The midfield depth Chelsea have should scare their opposition. The current 3-4-3 employed by Emma Hayes has allowed both Guro Reiten and Erin Cuthbert to operate on the wings and provide width, crosses, and energy while not sacrificing stability. Recent national record goal-scorer Ji So-Yun can continue her creative freedom and be defensively supported by Sophie Ingle or Melanie Leupolz.
Recent Olympic Gold Medalist Jessie Fleming can also come off the bench to provide cover and championship experience in a show of depth. Niamh Charles, who was deployed as a right-back last season, will also play a more advanced role on the wing. This change will allow her to be in more natural positions, creating a more cohesive unit overall. Chelsea academy prospect Jorja Fox impressed in pre-season, adding to the list of potential options on the wing, while being a defender.

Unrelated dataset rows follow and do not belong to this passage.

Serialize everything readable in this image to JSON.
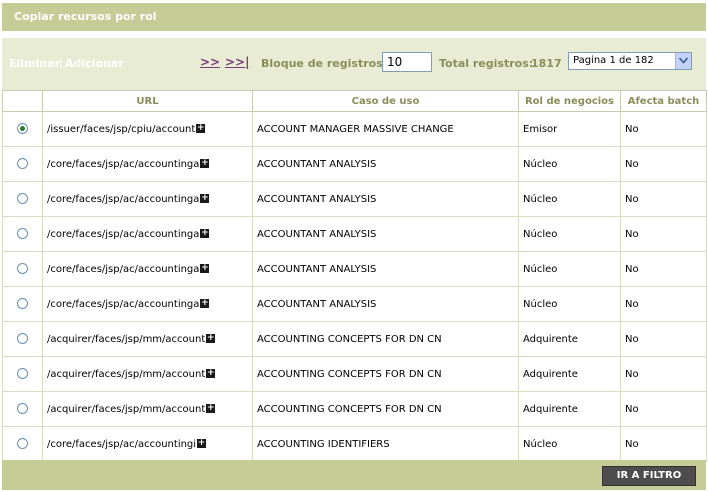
{
  "header": {
    "title": "Copiar recursos por rol"
  },
  "toolbar": {
    "delete_label": "Eliminar",
    "separator": "|",
    "add_label": "Adicionar",
    "next_label": ">>",
    "last_label": ">>|",
    "block_label": "Bloque de registros:",
    "block_value": "10",
    "total_label": "Total registros:",
    "total_value": "1817",
    "page_select": "Pagina 1 de 182"
  },
  "table": {
    "columns": [
      "",
      "URL",
      "Caso de uso",
      "Rol de negocios",
      "Afecta batch"
    ],
    "rows": [
      {
        "selected": true,
        "url": "/issuer/faces/jsp/cpiu/account",
        "use_case": "ACCOUNT MANAGER MASSIVE CHANGE",
        "role": "Emisor",
        "batch": "No"
      },
      {
        "selected": false,
        "url": "/core/faces/jsp/ac/accountinga",
        "use_case": "ACCOUNTANT ANALYSIS",
        "role": "Núcleo",
        "batch": "No"
      },
      {
        "selected": false,
        "url": "/core/faces/jsp/ac/accountinga",
        "use_case": "ACCOUNTANT ANALYSIS",
        "role": "Núcleo",
        "batch": "No"
      },
      {
        "selected": false,
        "url": "/core/faces/jsp/ac/accountinga",
        "use_case": "ACCOUNTANT ANALYSIS",
        "role": "Núcleo",
        "batch": "No"
      },
      {
        "selected": false,
        "url": "/core/faces/jsp/ac/accountinga",
        "use_case": "ACCOUNTANT ANALYSIS",
        "role": "Núcleo",
        "batch": "No"
      },
      {
        "selected": false,
        "url": "/core/faces/jsp/ac/accountinga",
        "use_case": "ACCOUNTANT ANALYSIS",
        "role": "Núcleo",
        "batch": "No"
      },
      {
        "selected": false,
        "url": "/acquirer/faces/jsp/mm/account",
        "use_case": "ACCOUNTING CONCEPTS FOR DN CN",
        "role": "Adquirente",
        "batch": "No"
      },
      {
        "selected": false,
        "url": "/acquirer/faces/jsp/mm/account",
        "use_case": "ACCOUNTING CONCEPTS FOR DN CN",
        "role": "Adquirente",
        "batch": "No"
      },
      {
        "selected": false,
        "url": "/acquirer/faces/jsp/mm/account",
        "use_case": "ACCOUNTING CONCEPTS FOR DN CN",
        "role": "Adquirente",
        "batch": "No"
      },
      {
        "selected": false,
        "url": "/core/faces/jsp/ac/accountingi",
        "use_case": "ACCOUNTING IDENTIFIERS",
        "role": "Núcleo",
        "batch": "No"
      }
    ]
  },
  "footer": {
    "filter_button": "IR A FILTRO"
  },
  "icons": {
    "expand": "plus-icon",
    "select_arrow": "chevron-down-icon"
  },
  "colors": {
    "title_bar": "#c6cc96",
    "toolbar": "#e8ecd4",
    "header_text": "#8a8e5a",
    "button": "#4d4d4d"
  }
}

Defensively is the one place I have some questions in this squad. While they are talented across the back, I do have some concerns. Millie Bright and Magdalena Eriksson have shown that they have a good understanding between themselves but can that translate to a back three. I have concerns over Jess Carter defensively. She looked better against Everton, though she did not have much to do and was protected by Bright and Eriksson. She struggled against Barcelona and Bayern in last year’s Champions League and Arsenal in the opening game of the WSL. Her passing is a significant asset to the squad, but that alone does not make her a regular. With Maren Mjelde working her way back from an ACL injury, Chelsea has a strong reinforcement waiting.
Chelsea has not addressed Hannah Blundell’s departure. If her first two appearances of the WSL season are anything to go on, she could fit in very well as a wind back for Chelsea this season. The change from a 4-4-2 they played last season to the 3-4-3 may have to do with the squad’s lack of natural outside backs. Niamh Charles is not one by trade, which leaves only Jonna Anderssen as the only experienced outside back on the roster, as Jorja Fox has not yet seen the field for the first team outside of pre-season. Nouwen is a talent, but she is being brought into the side slowly. Once fully acclimated, she could also find her way into the center of the back three, but that is not a like-for-like replacement with Blundell.
Similar to the attack, the goalkeeping has never been in question for this Chelsea side. Since the signing of Ann Katrin-Berger, they have solidified their number one. In last year’s Champions League run, Berger was pivotal in reaching the final, making several standout appearances. She saved three penalties against Atletico Madrid, helping to ensure that Chelsea made it through to the quarter-finals.
Primary back Zecira Musovic showed well in her first half-season with Chelsea, giving the squad a solid number two if needed to be called upon. Alongside Musovic is long-serving player Carly Telford, another reliable option to have in case of emergency who has experience with the club and competition.